“Know the range of competencies you’re coaching across,” Thallemer specified. “Next, know if you have a high performer, or someone who just shows up, does everything they’re supposed to do, and then goes home. Then you have to figure out where to start the conversation, and ‘the stretch goals.’ I never work with more than two goals.”

The manager should look for what the employee is open to changing, Thallemer believes, such as learning a new technology or undertaking a process improvement. All of this should happen before the actual conversation.

“Some people don’t want to change,” he said. “Our job when virtually coaching them is to get them the best they can be, and develop them at the level they want to be developed.”

Deming observed that after the coaching session, goals frequently fall by the wayside as people get busy with other things.

“You have to commit to a concrete date to follow up with them,” Thallemer advised. “You have to help people have accountability. Keep them engaged and ask them how they’re doing, even on a quick, one-minute basis. Virtual is all about confusion, so be clear. For example, you can simply say, ‘Good job today.’”

Added Thallemer, “Change is about people. We threw this change at people in one week. People have not had any time to process what this change has been. You have to be very empathetic. Their lives have been turned upside down. You’re less about pushing a goal right now, and more about being that safe place of ‘How are you feeling today?’ Helping the emotional side helps the work side.”

To set the best tone for the coaching conversation and help ensure a productive session, Thallemer suggested being “present” and removing any distractions. He also stressed the importance of applying “The 4 Cs” to coaching conversations.
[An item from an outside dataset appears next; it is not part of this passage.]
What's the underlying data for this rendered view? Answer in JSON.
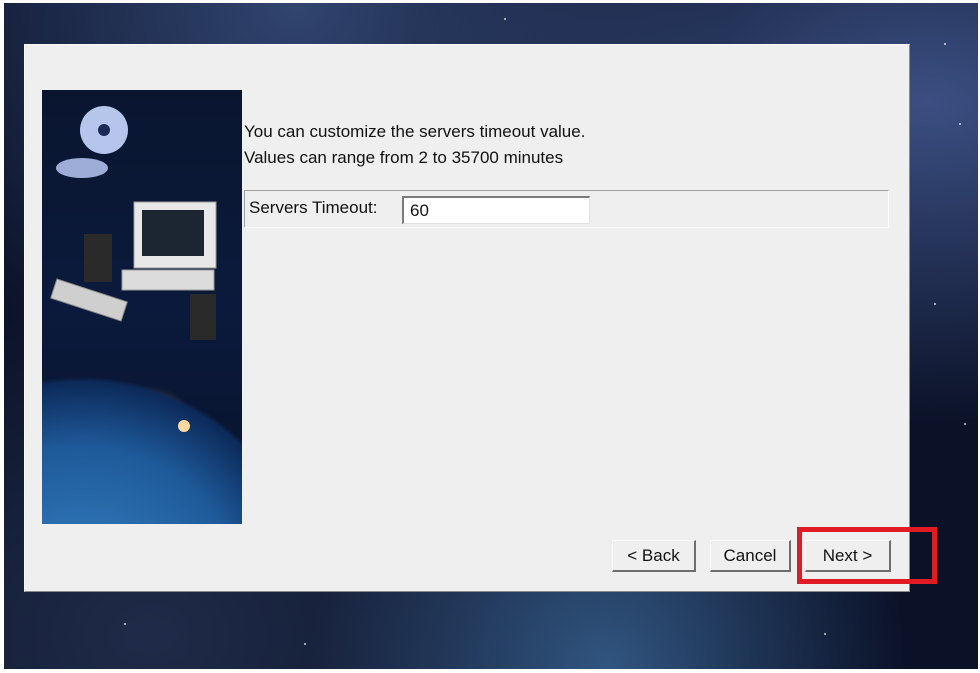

“Clear, Cogent, Concise and Continuous,” Thallemer explained. “Clear means it’s a two-way conversation. Cogency means there’s a purpose to the conversation, that it’s not random. And that purpose should be to help [the employee] develop. Concise means get to the essence of what it is. Continuous means let’s keep these weekly conversations going. But if I start bringing my [management] agenda into it, then it’s not a coaching session.”

Summing up, Thallemer added, “Remember not everyone is virtually functional, so be patient and empathetic.”

Deming then noted, “Managers need self-care too.”

“Amen,” agreed Thallemer. “We forget about that!”